**PROBLEM DETAILS**:
Write all of the entries out again exactly.

── DATA PROVIDED ──

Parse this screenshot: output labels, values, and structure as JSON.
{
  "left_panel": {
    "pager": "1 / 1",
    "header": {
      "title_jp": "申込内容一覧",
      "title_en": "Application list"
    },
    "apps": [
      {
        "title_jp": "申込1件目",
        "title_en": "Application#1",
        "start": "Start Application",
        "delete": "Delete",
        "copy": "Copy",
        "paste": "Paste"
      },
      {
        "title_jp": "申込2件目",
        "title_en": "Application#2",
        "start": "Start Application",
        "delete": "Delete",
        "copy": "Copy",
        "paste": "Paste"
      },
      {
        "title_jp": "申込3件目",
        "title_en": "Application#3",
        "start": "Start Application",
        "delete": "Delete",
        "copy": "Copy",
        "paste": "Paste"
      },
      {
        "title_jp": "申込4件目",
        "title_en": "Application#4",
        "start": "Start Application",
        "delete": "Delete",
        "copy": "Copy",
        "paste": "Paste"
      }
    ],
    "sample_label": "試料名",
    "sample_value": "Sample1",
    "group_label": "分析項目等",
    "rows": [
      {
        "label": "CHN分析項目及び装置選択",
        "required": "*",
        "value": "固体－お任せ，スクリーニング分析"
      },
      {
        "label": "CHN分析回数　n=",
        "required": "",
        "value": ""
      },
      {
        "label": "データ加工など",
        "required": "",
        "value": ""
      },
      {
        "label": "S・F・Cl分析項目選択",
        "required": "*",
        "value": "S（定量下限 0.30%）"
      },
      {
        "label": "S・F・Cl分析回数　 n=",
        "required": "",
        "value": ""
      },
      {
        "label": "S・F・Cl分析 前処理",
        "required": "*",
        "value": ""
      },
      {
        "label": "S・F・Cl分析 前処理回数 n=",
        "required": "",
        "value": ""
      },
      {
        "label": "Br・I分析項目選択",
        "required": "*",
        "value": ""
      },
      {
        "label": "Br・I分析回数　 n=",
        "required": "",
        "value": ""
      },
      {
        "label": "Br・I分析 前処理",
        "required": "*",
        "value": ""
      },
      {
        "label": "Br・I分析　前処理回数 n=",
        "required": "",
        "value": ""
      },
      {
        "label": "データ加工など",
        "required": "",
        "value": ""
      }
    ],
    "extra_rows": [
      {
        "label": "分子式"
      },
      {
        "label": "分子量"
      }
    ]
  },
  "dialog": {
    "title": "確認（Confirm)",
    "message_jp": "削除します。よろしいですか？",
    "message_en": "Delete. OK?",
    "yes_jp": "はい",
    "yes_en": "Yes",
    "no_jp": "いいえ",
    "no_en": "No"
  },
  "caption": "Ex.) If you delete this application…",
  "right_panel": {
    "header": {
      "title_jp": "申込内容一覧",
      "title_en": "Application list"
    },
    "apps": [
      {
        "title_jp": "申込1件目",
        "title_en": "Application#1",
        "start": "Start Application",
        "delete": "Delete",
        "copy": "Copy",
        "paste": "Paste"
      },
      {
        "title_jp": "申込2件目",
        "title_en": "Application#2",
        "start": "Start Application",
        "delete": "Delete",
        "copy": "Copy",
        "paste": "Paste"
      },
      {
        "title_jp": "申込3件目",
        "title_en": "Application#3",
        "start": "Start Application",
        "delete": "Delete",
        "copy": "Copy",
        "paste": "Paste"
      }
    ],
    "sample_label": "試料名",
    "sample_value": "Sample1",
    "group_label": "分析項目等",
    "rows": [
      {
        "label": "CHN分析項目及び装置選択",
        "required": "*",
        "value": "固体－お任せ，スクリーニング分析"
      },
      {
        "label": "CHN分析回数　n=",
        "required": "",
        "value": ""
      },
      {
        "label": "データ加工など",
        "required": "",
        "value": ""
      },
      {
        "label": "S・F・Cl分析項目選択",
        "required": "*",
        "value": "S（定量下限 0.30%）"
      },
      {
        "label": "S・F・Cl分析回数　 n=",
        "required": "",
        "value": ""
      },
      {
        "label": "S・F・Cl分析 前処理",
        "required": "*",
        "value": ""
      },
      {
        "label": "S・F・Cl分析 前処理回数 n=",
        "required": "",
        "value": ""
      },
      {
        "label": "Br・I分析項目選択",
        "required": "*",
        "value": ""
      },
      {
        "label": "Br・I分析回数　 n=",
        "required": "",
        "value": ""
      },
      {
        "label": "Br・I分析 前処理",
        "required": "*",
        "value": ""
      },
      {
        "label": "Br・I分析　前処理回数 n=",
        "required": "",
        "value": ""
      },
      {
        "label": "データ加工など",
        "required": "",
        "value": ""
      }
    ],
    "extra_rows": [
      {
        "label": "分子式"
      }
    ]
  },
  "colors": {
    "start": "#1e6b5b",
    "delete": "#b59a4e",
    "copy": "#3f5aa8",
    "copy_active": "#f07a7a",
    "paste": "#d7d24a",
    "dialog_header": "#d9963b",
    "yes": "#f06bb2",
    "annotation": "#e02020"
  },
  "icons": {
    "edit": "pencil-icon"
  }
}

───

**EXERCISE OUTPUT**:
Parse this screenshot: output labels, values, and structure as JSON.
{
  "left_panel": {
    "pager": "1 / 1",
    "header": {
      "title_jp": "申込内容一覧",
      "title_en": "Application list"
    },
    "apps": [
      {
        "title_jp": "申込1件目",
        "title_en": "Application#1",
        "start": "Start Application",
        "delete": "Delete",
        "copy": "Copy",
        "paste": "Paste"
      },
      {
        "title_jp": "申込2件目",
        "title_en": "Application#2",
        "start": "Start Application",
        "delete": "Delete",
        "copy": "Copy",
        "paste": "Paste"
      },
      {
        "title_jp": "申込3件目",
        "title_en": "Application#3",
        "start": "Start Application",
        "delete": "Delete",
        "copy": "Copy",
        "paste": "Paste"
      },
      {
        "title_jp": "申込4件目",
        "title_en": "Application#4",
        "start": "Start Application",
        "delete": "Delete",
        "copy": "Copy",
        "paste": "Paste"
      }
    ],
    "sample_label": "試料名",
    "sample_value": "Sample1",
    "group_label": "分析項目等",
    "rows": [
      {
        "label": "CHN分析項目及び装置選択",
        "required": "*",
        "value": "固体－お任せ，スクリーニング分析"
      },
      {
        "label": "CHN分析回数　n=",
        "required": "",
        "value": ""
      },
      {
        "label": "データ加工など",
        "required": "",
        "value": ""
      },
      {
        "label": "S・F・Cl分析項目選択",
        "required": "*",
        "value": "S（定量下限 0.30%）"
      },
      {
        "label": "S・F・Cl分析回数　 n=",
        "required": "",
        "value": ""
      },
      {
        "label": "S・F・Cl分析 前処理",
        "required": "*",
        "value": ""
      },
      {
        "label": "S・F・Cl分析 前処理回数 n=",
        "required": "",
        "value": ""
      },
      {
        "label": "Br・I分析項目選択",
        "required": "*",
        "value": ""
      },
      {
        "label": "Br・I分析回数　 n=",
        "required": "",
        "value": ""
      },
      {
        "label": "Br・I分析 前処理",
        "required": "*",
        "value": ""
      },
      {
        "label": "Br・I分析　前処理回数 n=",
        "required": "",
        "value": ""
      },
      {
        "label": "データ加工など",
        "required": "",
        "value": ""
      }
    ],
    "extra_rows": [
      {
        "label": "分子式"
      },
      {
        "label": "分子量"
      }
    ]
  },
  "dialog": {
    "title": "確認（Confirm)",
    "message_jp": "削除します。よろしいですか？",
    "message_en": "Delete. OK?",
    "yes_jp": "はい",
    "yes_en": "Yes",
    "no_jp": "いいえ",
    "no_en": "No"
  },
  "caption": "Ex.) If you delete this application…",
  "right_panel": {
    "header": {
      "title_jp": "申込内容一覧",
      "title_en": "Application list"
    },
    "apps": [
      {
        "title_jp": "申込1件目",
        "title_en": "Application#1",
        "start": "Start Application",
        "delete": "Delete",
        "copy": "Copy",
        "paste": "Paste"
      },
      {
        "title_jp": "申込2件目",
        "title_en": "Application#2",
        "start": "Start Application",
        "delete": "Delete",
        "copy": "Copy",
        "paste": "Paste"
      },
      {
        "title_jp": "申込3件目",
        "title_en": "Application#3",
        "start": "Start Application",
        "delete": "Delete",
        "copy": "Copy",
        "paste": "Paste"
      }
    ],
    "sample_label": "試料名",
    "sample_value": "Sample1",
    "group_label": "分析項目等",
    "rows": [
      {
        "label": "CHN分析項目及び装置選択",
        "required": "*",
        "value": "固体－お任せ，スクリーニング分析"
      },
      {
        "label": "CHN分析回数　n=",
        "required": "",
        "value": ""
      },
      {
        "label": "データ加工など",
        "required": "",
        "value": ""
      },
      {
        "label": "S・F・Cl分析項目選択",
        "required": "*",
        "value": "S（定量下限 0.30%）"
      },
      {
        "label": "S・F・Cl分析回数　 n=",
        "required": "",
        "value": ""
      },
      {
        "label": "S・F・Cl分析 前処理",
        "required": "*",
        "value": ""
      },
      {
        "label": "S・F・Cl分析 前処理回数 n=",
        "required": "",
        "value": ""
      },
      {
        "label": "Br・I分析項目選択",
        "required": "*",
        "value": ""
      },
      {
        "label": "Br・I分析回数　 n=",
        "required": "",
        "value": ""
      },
      {
        "label": "Br・I分析 前処理",
        "required": "*",
        "value": ""
      },
      {
        "label": "Br・I分析　前処理回数 n=",
        "required": "",
        "value": ""
      },
      {
        "label": "データ加工など",
        "required": "",
        "value": ""
      }
    ],
    "extra_rows": [
      {
        "label": "分子式"
      }
    ]
  },
  "colors": {
    "start": "#1e6b5b",
    "delete": "#b59a4e",
    "copy": "#3f5aa8",
    "copy_active": "#f07a7a",
    "paste": "#d7d24a",
    "dialog_header": "#d9963b",
    "yes": "#f06bb2",
    "annotation": "#e02020"
  },
  "icons": {
    "edit": "pencil-icon"
  }
}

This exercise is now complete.